Quick-witted readers may have noticed that the above are perfect examples of ‘impact case studies’, in REF jargon. The catch is that while the impact of economists or STS researchers in these cases is demonstrably profound, it’s more dubious whether the changes have been socially, economically, culturally or environmentally beneficial.


Quick-witted readers may have noticed that the above are perfect examples of ‘impact case studies

What do performative narratives typically do? They describe how knowledge passes from a restricted arena to an enlarged arena - from the lab (literally or metaphorically speaking) into some real-world context or other. Let me try to apply a performative analysis to the REF itself. When researchers mobilised their collective intelligence to intervene in the public consultation on the REF, they performed a series of arguments about the likely effects of measuring impact within a restricted arena. The consultation was the equivalent of a science lab. Then some more researchers and research managers ‘co-performed’ the REF in a not-quite-so-restricted arena during the impact pilot exercise. According to HEFCE’s positive assessment (which is largely what counts, as HEFCE has the inaugurating power) they succeeded in making that world act as it was supposed to - they credibly evaluated impact. The REF is now on the point of transfer to the enlarged arena where all British universities will be asked to play by its rules, and ‘for real’.

For those who contest some or all of those rules the key question is at what point in this journey are resistance and counter-proposals most effectively expressed? Did participation in the restricted arenas simply legitimise the tool? The tangible effects of performing the REF 'in the lab' were just a few technical adjustments such as the reduction in the weighting of the impact element by 5% and a reinforcement of the principle that only research judged ‘excellent’ by disciplinary peers would be eligible for the impact test. Some of the more radical responses to the REF propose to intervene further ‘downstream‘. For example, advocates of participatory research approaches have advocated ‘working between the lines’ of the REF once it‘s already up and running. Will they be any more effective? Or will they be thwarted by the power of research offices in their universities? Will the conventions for using the tool of the REF still be open to this kind of creative adaptation at the point at which they need or want to use it to gain consecration for the types of methods and approaches they wish to promote?

The performative approach carries the optimistic message that technologies (and the REF can be thought of here as a managerial technology) are adapted as they are adopted, and while they tend to become more irreversible as they diffuse, this process never achieves finality: there is always scope to re-perform knowledge-in-practice. I hope there is room for creativity when impact case studies come to be written. We have a new tool, which we might not all like, but its effects depend very much on how the ‘user manual’ gets written, and we can influence that more than we might think.

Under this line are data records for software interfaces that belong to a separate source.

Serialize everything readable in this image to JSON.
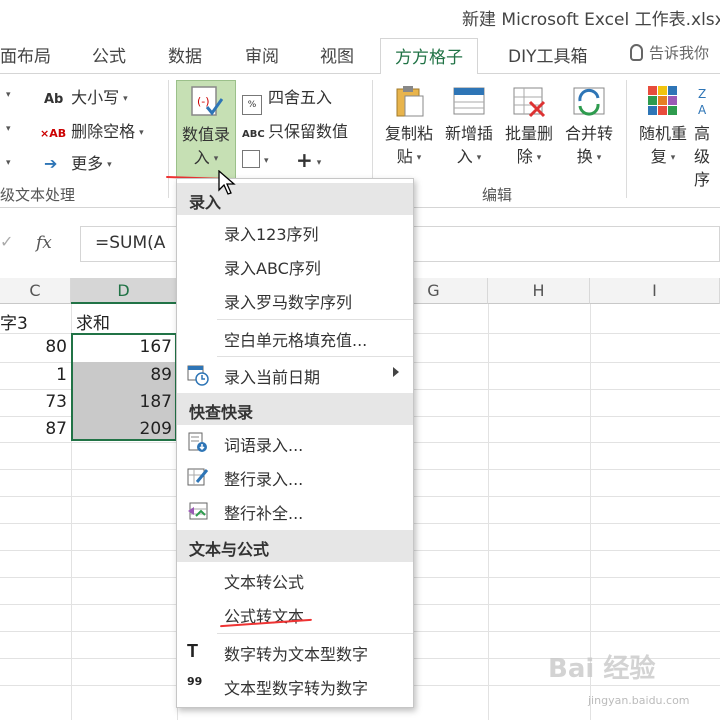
{
  "window": {
    "title": "新建 Microsoft Excel 工作表.xlsx"
  },
  "tabs": [
    "面布局",
    "公式",
    "数据",
    "审阅",
    "视图",
    "方方格子",
    "DIY工具箱"
  ],
  "tellme": "告诉我你",
  "ribbon": {
    "left_group": {
      "case": "大小写",
      "case_icon": "Ab",
      "delete_space": "删除空格",
      "delete_icon": "×AB",
      "more": "更多",
      "label": "级文本处理"
    },
    "number_entry": {
      "line1": "数值录",
      "line2": "入"
    },
    "round": "四舍五入",
    "keep_values": "只保留数值",
    "keep_icon": "ABC",
    "plus": "+",
    "edit_buttons": [
      {
        "line1": "复制粘",
        "line2": "贴"
      },
      {
        "line1": "新增插",
        "line2": "入"
      },
      {
        "line1": "批量删",
        "line2": "除"
      },
      {
        "line1": "合并转",
        "line2": "换"
      }
    ],
    "edit_label": "编辑",
    "extra_buttons": [
      {
        "line1": "随机重",
        "line2": "复"
      },
      {
        "line1": "高级",
        "line2": "序"
      }
    ]
  },
  "formula_bar": {
    "fx": "fx",
    "formula": "=SUM(A"
  },
  "grid": {
    "columns": [
      "C",
      "D",
      "E",
      "F",
      "G",
      "H",
      "I"
    ],
    "header_row": {
      "c": "字3",
      "d": "求和"
    },
    "rows": [
      {
        "c": "80",
        "d": "167"
      },
      {
        "c": "1",
        "d": "89"
      },
      {
        "c": "73",
        "d": "187"
      },
      {
        "c": "87",
        "d": "209"
      }
    ]
  },
  "menu": {
    "sections": [
      {
        "title": "录入",
        "items": [
          "录入123序列",
          "录入ABC序列",
          "录入罗马数字序列",
          "空白单元格填充值...",
          "录入当前日期"
        ]
      },
      {
        "title": "快查快录",
        "items": [
          "词语录入...",
          "整行录入...",
          "整行补全..."
        ]
      },
      {
        "title": "文本与公式",
        "items": [
          "文本转公式",
          "公式转文本",
          "数字转为文本型数字",
          "文本型数字转为数字"
        ]
      }
    ],
    "icon_T": "T",
    "icon_99": "99"
  },
  "watermark": {
    "main": "Bai 经验",
    "sub": "jingyan.baidu.com"
  }
}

Tennie Videler
Still relevant to this is Peter Lawrence's 2007 article in current biology on how measuring H-factors and impact factors are particularly detrimental on 'gentle people'.

Simon Smith
Thanks for the link Tennie. It's a nice piece, and he sums up the main message of my blog in the following: "Scientists of all ranks, senior as well as junior, are also to blame as we have meekly allowed this to happen. But can we now start to fight back? We need to raise awareness of the problems and make changes locally."

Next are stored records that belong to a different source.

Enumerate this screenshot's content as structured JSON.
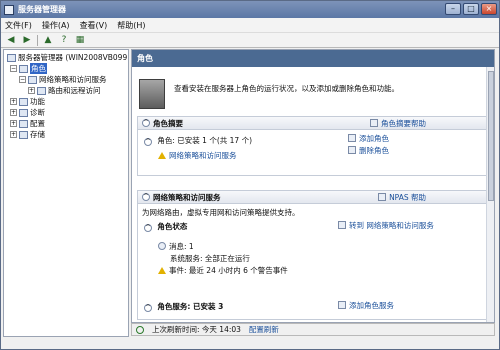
{
  "window": {
    "title": "服务器管理器"
  },
  "menu": [
    "文件(F)",
    "操作(A)",
    "查看(V)",
    "帮助(H)"
  ],
  "tree": {
    "root": "服务器管理器 (WIN2008VB0991)",
    "items": [
      {
        "label": "角色",
        "level": 1,
        "selected": true
      },
      {
        "label": "网络策略和访问服务",
        "level": 2
      },
      {
        "label": "路由和远程访问",
        "level": 3
      },
      {
        "label": "功能",
        "level": 1
      },
      {
        "label": "诊断",
        "level": 1
      },
      {
        "label": "配置",
        "level": 1
      },
      {
        "label": "存储",
        "level": 1
      }
    ]
  },
  "main": {
    "header": "角色",
    "intro_text": "查看安装在服务器上角色的运行状况，以及添加或删除角色和功能。",
    "summary": {
      "title": "角色摘要",
      "help_link": "角色摘要帮助",
      "roles_count": "角色: 已安装 1 个(共 17 个)",
      "role_item": "网络策略和访问服务",
      "add_roles": "添加角色",
      "remove_roles": "删除角色"
    },
    "npas": {
      "title": "网络策略和访问服务",
      "help_link": "NPAS 帮助",
      "desc": "为网络路由，虚拟专用网和访问策略提供支持。",
      "status_title": "角色状态",
      "goto_link": "转到 网络策略和访问服务",
      "messages": "消息: 1",
      "system_services": "系统服务: 全部正在运行",
      "events": "事件: 最近 24 小时内 6 个警告事件",
      "role_services": "角色服务: 已安装 3",
      "add_role_services": "添加角色服务"
    }
  },
  "status_bar": {
    "refresh_label": "上次刷新时间: 今天 14:03",
    "config_link": "配置刷新"
  }
}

Cathy Gibbons
Simon, I read your blog with interest, as an educational researcher I especially enjoyed your elegant and brief explantion of performativity, even though my original reason for reading your blog was because of its title. Would  you like to comment on my blog? My blog really depends on researchers (and those allied to research) telling their stories. Tennie and others might like to have a look too. There's an invite to all on my Vitae blog, but I thought you mioght be particularly interested.